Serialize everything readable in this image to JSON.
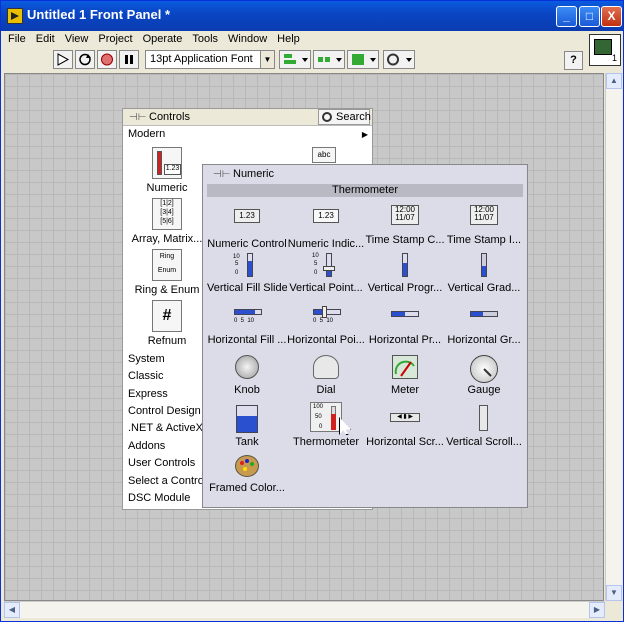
{
  "window": {
    "title": "Untitled 1 Front Panel *",
    "buttons": {
      "minimize": "_",
      "maximize": "□",
      "close": "X"
    }
  },
  "menu": [
    "File",
    "Edit",
    "View",
    "Project",
    "Operate",
    "Tools",
    "Window",
    "Help"
  ],
  "toolbar": {
    "font": "13pt Application Font",
    "help": "?"
  },
  "vi_icon": {
    "number": "1"
  },
  "controls_palette": {
    "title": "Controls",
    "search_label": "Search",
    "top_category": "Modern",
    "tiles": [
      {
        "label": "Numeric",
        "icon": "numeric-icon"
      },
      {
        "label": "Array, Matrix...",
        "icon": "array-matrix-icon"
      },
      {
        "label": "Ring & Enum",
        "icon": "ring-enum-icon",
        "glyph_top": "Ring",
        "glyph_bottom": "Enum"
      },
      {
        "label": "Refnum",
        "icon": "refnum-icon",
        "glyph": "#"
      }
    ],
    "top_tile_glyph": "abc",
    "categories": [
      "System",
      "Classic",
      "Express",
      "Control Design &",
      ".NET & ActiveX",
      "Addons",
      "User Controls",
      "Select a Control...",
      "DSC Module"
    ]
  },
  "numeric_subpalette": {
    "title": "Numeric",
    "hover_label": "Thermometer",
    "items": [
      {
        "label": "Numeric Control",
        "glyph": "1.23"
      },
      {
        "label": "Numeric Indic...",
        "glyph": "1.23"
      },
      {
        "label": "Time Stamp C...",
        "glyph": "12:00\n11/07"
      },
      {
        "label": "Time Stamp I...",
        "glyph": "12:00\n11/07"
      },
      {
        "label": "Vertical Fill Slide"
      },
      {
        "label": "Vertical Point..."
      },
      {
        "label": "Vertical Progr..."
      },
      {
        "label": "Vertical Grad..."
      },
      {
        "label": "Horizontal Fill ..."
      },
      {
        "label": "Horizontal Poi..."
      },
      {
        "label": "Horizontal Pr..."
      },
      {
        "label": "Horizontal Gr..."
      },
      {
        "label": "Knob"
      },
      {
        "label": "Dial"
      },
      {
        "label": "Meter"
      },
      {
        "label": "Gauge"
      },
      {
        "label": "Tank"
      },
      {
        "label": "Thermometer"
      },
      {
        "label": "Horizontal Scr..."
      },
      {
        "label": "Vertical Scroll..."
      },
      {
        "label": "Framed Color..."
      }
    ],
    "scale_labels": {
      "v_top": "10",
      "v_mid": "5",
      "v_bot": "0",
      "h": "0  5  10",
      "therm_top": "100",
      "therm_mid": "50",
      "therm_bot": "0"
    }
  },
  "colors": {
    "title_bar": "#0a4fd4",
    "canvas_grid": "#c8c8c8",
    "fill_blue": "#2a50d0",
    "mercury_red": "#d02020"
  }
}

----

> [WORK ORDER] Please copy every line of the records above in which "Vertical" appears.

> [ANSWER AREA]
        "label": "Vertical Fill Slide"
        "label": "Vertical Point..."
        "label": "Vertical Progr..."
        "label": "Vertical Grad..."
        "label": "Vertical Scroll..."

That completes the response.